Please restate the data word for word.

.....

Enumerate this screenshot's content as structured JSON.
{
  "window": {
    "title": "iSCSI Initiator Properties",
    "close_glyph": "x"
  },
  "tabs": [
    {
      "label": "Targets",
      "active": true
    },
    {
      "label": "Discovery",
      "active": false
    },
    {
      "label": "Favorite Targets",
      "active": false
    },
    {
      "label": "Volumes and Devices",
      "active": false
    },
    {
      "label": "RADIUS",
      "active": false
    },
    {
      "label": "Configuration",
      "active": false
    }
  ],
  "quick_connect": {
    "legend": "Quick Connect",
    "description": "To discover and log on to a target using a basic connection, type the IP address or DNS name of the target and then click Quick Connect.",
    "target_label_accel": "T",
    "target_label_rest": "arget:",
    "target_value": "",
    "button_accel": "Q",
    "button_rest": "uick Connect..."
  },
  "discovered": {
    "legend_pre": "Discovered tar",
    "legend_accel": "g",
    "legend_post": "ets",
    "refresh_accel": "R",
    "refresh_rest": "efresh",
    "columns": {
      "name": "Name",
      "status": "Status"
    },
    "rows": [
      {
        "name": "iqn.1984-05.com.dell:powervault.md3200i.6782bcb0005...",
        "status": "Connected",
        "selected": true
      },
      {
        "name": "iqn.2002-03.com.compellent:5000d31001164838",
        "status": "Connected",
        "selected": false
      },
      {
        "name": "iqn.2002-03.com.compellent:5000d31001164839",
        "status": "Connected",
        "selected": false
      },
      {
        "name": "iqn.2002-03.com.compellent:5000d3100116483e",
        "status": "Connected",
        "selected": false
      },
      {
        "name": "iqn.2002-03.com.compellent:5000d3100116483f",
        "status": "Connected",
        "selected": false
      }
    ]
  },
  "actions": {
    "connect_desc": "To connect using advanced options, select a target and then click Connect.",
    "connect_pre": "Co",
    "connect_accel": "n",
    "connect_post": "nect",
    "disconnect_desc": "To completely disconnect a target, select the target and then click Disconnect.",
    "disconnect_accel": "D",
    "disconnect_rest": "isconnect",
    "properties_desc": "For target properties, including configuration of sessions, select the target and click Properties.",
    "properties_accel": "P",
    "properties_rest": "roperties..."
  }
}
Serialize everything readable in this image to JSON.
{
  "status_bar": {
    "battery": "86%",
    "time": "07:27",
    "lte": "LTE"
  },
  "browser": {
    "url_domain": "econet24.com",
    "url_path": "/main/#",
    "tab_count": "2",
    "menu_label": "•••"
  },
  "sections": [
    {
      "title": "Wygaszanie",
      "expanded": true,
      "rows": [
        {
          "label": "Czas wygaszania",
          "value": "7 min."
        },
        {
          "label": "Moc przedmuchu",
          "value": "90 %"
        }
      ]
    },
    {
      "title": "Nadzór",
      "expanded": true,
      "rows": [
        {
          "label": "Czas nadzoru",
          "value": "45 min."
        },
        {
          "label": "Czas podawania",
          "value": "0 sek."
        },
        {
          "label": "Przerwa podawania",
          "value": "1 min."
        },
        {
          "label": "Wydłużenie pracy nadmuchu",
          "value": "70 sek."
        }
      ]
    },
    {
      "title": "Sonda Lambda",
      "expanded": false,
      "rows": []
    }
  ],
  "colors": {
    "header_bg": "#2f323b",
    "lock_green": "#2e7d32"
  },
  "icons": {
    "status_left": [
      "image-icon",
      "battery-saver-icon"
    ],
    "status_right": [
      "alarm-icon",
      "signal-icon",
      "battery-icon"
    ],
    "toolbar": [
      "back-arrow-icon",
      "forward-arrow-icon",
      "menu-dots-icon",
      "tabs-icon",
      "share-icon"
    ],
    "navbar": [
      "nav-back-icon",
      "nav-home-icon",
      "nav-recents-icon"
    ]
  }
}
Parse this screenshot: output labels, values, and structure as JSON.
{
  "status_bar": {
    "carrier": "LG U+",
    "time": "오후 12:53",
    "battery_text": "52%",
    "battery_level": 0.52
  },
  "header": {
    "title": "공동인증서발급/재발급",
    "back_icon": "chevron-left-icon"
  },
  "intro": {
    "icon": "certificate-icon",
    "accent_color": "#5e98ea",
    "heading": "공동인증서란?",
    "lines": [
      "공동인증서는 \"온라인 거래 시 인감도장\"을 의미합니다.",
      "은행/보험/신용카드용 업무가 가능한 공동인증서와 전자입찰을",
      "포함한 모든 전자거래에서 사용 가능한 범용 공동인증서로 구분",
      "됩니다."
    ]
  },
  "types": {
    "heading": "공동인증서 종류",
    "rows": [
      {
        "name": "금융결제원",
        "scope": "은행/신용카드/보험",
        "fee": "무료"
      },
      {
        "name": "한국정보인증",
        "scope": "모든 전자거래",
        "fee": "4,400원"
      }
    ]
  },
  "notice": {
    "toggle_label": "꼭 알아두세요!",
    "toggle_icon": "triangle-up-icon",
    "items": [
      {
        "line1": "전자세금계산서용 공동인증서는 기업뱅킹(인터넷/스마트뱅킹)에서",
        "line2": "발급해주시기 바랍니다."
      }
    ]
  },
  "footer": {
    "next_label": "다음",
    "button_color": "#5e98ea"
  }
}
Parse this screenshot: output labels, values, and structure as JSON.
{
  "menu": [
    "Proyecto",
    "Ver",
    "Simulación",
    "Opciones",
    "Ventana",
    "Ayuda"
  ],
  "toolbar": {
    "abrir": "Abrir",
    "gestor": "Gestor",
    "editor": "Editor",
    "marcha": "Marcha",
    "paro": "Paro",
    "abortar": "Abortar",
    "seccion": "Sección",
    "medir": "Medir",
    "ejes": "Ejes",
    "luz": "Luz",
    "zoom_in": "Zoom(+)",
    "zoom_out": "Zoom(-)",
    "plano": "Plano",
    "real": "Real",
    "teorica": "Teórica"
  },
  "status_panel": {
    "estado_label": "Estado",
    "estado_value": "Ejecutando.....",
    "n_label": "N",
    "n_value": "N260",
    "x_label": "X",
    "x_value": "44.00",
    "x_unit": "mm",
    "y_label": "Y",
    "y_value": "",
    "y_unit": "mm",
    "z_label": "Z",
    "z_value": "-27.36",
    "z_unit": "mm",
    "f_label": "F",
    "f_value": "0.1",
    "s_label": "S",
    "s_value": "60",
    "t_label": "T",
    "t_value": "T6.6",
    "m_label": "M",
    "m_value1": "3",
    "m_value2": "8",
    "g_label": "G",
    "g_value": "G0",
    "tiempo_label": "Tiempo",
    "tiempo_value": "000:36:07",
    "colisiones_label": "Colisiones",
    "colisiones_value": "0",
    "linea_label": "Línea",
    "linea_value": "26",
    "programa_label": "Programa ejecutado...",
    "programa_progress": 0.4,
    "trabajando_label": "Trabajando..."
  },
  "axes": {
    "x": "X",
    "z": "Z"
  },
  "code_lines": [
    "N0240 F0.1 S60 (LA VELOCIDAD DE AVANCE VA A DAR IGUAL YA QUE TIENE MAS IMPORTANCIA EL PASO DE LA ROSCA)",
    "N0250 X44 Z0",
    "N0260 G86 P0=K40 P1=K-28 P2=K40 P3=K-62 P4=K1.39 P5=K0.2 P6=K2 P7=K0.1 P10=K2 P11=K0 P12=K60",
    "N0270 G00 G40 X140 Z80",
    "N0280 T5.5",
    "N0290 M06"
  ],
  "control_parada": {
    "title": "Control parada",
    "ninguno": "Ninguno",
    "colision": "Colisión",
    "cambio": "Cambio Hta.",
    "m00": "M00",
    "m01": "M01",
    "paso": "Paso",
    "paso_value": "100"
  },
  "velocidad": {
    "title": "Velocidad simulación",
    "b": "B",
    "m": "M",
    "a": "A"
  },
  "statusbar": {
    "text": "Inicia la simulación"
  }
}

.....

> Answer space:
Enumerate this screenshot's content as structured JSON.
{
  "window": {
    "title": "iSCSI Initiator Properties",
    "close_glyph": "x"
  },
  "tabs": [
    {
      "label": "Targets",
      "active": true
    },
    {
      "label": "Discovery",
      "active": false
    },
    {
      "label": "Favorite Targets",
      "active": false
    },
    {
      "label": "Volumes and Devices",
      "active": false
    },
    {
      "label": "RADIUS",
      "active": false
    },
    {
      "label": "Configuration",
      "active": false
    }
  ],
  "quick_connect": {
    "legend": "Quick Connect",
    "description": "To discover and log on to a target using a basic connection, type the IP address or DNS name of the target and then click Quick Connect.",
    "target_label_accel": "T",
    "target_label_rest": "arget:",
    "target_value": "",
    "button_accel": "Q",
    "button_rest": "uick Connect..."
  },
  "discovered": {
    "legend_pre": "Discovered tar",
    "legend_accel": "g",
    "legend_post": "ets",
    "refresh_accel": "R",
    "refresh_rest": "efresh",
    "columns": {
      "name": "Name",
      "status": "Status"
    },
    "rows": [
      {
        "name": "iqn.1984-05.com.dell:powervault.md3200i.6782bcb0005...",
        "status": "Connected",
        "selected": true
      },
      {
        "name": "iqn.2002-03.com.compellent:5000d31001164838",
        "status": "Connected",
        "selected": false
      },
      {
        "name": "iqn.2002-03.com.compellent:5000d31001164839",
        "status": "Connected",
        "selected": false
      },
      {
        "name": "iqn.2002-03.com.compellent:5000d3100116483e",
        "status": "Connected",
        "selected": false
      },
      {
        "name": "iqn.2002-03.com.compellent:5000d3100116483f",
        "status": "Connected",
        "selected": false
      }
    ]
  },
  "actions": {
    "connect_desc": "To connect using advanced options, select a target and then click Connect.",
    "connect_pre": "Co",
    "connect_accel": "n",
    "connect_post": "nect",
    "disconnect_desc": "To completely disconnect a target, select the target and then click Disconnect.",
    "disconnect_accel": "D",
    "disconnect_rest": "isconnect",
    "properties_desc": "For target properties, including configuration of sessions, select the target and click Properties.",
    "properties_accel": "P",
    "properties_rest": "roperties..."
  }
}
Serialize everything readable in this image to JSON.
{
  "status_bar": {
    "battery": "86%",
    "time": "07:27",
    "lte": "LTE"
  },
  "browser": {
    "url_domain": "econet24.com",
    "url_path": "/main/#",
    "tab_count": "2",
    "menu_label": "•••"
  },
  "sections": [
    {
      "title": "Wygaszanie",
      "expanded": true,
      "rows": [
        {
          "label": "Czas wygaszania",
          "value": "7 min."
        },
        {
          "label": "Moc przedmuchu",
          "value": "90 %"
        }
      ]
    },
    {
      "title": "Nadzór",
      "expanded": true,
      "rows": [
        {
          "label": "Czas nadzoru",
          "value": "45 min."
        },
        {
          "label": "Czas podawania",
          "value": "0 sek."
        },
        {
          "label": "Przerwa podawania",
          "value": "1 min."
        },
        {
          "label": "Wydłużenie pracy nadmuchu",
          "value": "70 sek."
        }
      ]
    },
    {
      "title": "Sonda Lambda",
      "expanded": false,
      "rows": []
    }
  ],
  "colors": {
    "header_bg": "#2f323b",
    "lock_green": "#2e7d32"
  },
  "icons": {
    "status_left": [
      "image-icon",
      "battery-saver-icon"
    ],
    "status_right": [
      "alarm-icon",
      "signal-icon",
      "battery-icon"
    ],
    "toolbar": [
      "back-arrow-icon",
      "forward-arrow-icon",
      "menu-dots-icon",
      "tabs-icon",
      "share-icon"
    ],
    "navbar": [
      "nav-back-icon",
      "nav-home-icon",
      "nav-recents-icon"
    ]
  }
}
Parse this screenshot: output labels, values, and structure as JSON.
{
  "status_bar": {
    "carrier": "LG U+",
    "time": "오후 12:53",
    "battery_text": "52%",
    "battery_level": 0.52
  },
  "header": {
    "title": "공동인증서발급/재발급",
    "back_icon": "chevron-left-icon"
  },
  "intro": {
    "icon": "certificate-icon",
    "accent_color": "#5e98ea",
    "heading": "공동인증서란?",
    "lines": [
      "공동인증서는 \"온라인 거래 시 인감도장\"을 의미합니다.",
      "은행/보험/신용카드용 업무가 가능한 공동인증서와 전자입찰을",
      "포함한 모든 전자거래에서 사용 가능한 범용 공동인증서로 구분",
      "됩니다."
    ]
  },
  "types": {
    "heading": "공동인증서 종류",
    "rows": [
      {
        "name": "금융결제원",
        "scope": "은행/신용카드/보험",
        "fee": "무료"
      },
      {
        "name": "한국정보인증",
        "scope": "모든 전자거래",
        "fee": "4,400원"
      }
    ]
  },
  "notice": {
    "toggle_label": "꼭 알아두세요!",
    "toggle_icon": "triangle-up-icon",
    "items": [
      {
        "line1": "전자세금계산서용 공동인증서는 기업뱅킹(인터넷/스마트뱅킹)에서",
        "line2": "발급해주시기 바랍니다."
      }
    ]
  },
  "footer": {
    "next_label": "다음",
    "button_color": "#5e98ea"
  }
}
Parse this screenshot: output labels, values, and structure as JSON.
{
  "menu": [
    "Proyecto",
    "Ver",
    "Simulación",
    "Opciones",
    "Ventana",
    "Ayuda"
  ],
  "toolbar": {
    "abrir": "Abrir",
    "gestor": "Gestor",
    "editor": "Editor",
    "marcha": "Marcha",
    "paro": "Paro",
    "abortar": "Abortar",
    "seccion": "Sección",
    "medir": "Medir",
    "ejes": "Ejes",
    "luz": "Luz",
    "zoom_in": "Zoom(+)",
    "zoom_out": "Zoom(-)",
    "plano": "Plano",
    "real": "Real",
    "teorica": "Teórica"
  },
  "status_panel": {
    "estado_label": "Estado",
    "estado_value": "Ejecutando.....",
    "n_label": "N",
    "n_value": "N260",
    "x_label": "X",
    "x_value": "44.00",
    "x_unit": "mm",
    "y_label": "Y",
    "y_value": "",
    "y_unit": "mm",
    "z_label": "Z",
    "z_value": "-27.36",
    "z_unit": "mm",
    "f_label": "F",
    "f_value": "0.1",
    "s_label": "S",
    "s_value": "60",
    "t_label": "T",
    "t_value": "T6.6",
    "m_label": "M",
    "m_value1": "3",
    "m_value2": "8",
    "g_label": "G",
    "g_value": "G0",
    "tiempo_label": "Tiempo",
    "tiempo_value": "000:36:07",
    "colisiones_label": "Colisiones",
    "colisiones_value": "0",
    "linea_label": "Línea",
    "linea_value": "26",
    "programa_label": "Programa ejecutado...",
    "programa_progress": 0.4,
    "trabajando_label": "Trabajando..."
  },
  "axes": {
    "x": "X",
    "z": "Z"
  },
  "code_lines": [
    "N0240 F0.1 S60 (LA VELOCIDAD DE AVANCE VA A DAR IGUAL YA QUE TIENE MAS IMPORTANCIA EL PASO DE LA ROSCA)",
    "N0250 X44 Z0",
    "N0260 G86 P0=K40 P1=K-28 P2=K40 P3=K-62 P4=K1.39 P5=K0.2 P6=K2 P7=K0.1 P10=K2 P11=K0 P12=K60",
    "N0270 G00 G40 X140 Z80",
    "N0280 T5.5",
    "N0290 M06"
  ],
  "control_parada": {
    "title": "Control parada",
    "ninguno": "Ninguno",
    "colision": "Colisión",
    "cambio": "Cambio Hta.",
    "m00": "M00",
    "m01": "M01",
    "paso": "Paso",
    "paso_value": "100"
  },
  "velocidad": {
    "title": "Velocidad simulación",
    "b": "B",
    "m": "M",
    "a": "A"
  },
  "statusbar": {
    "text": "Inicia la simulación"
  }
}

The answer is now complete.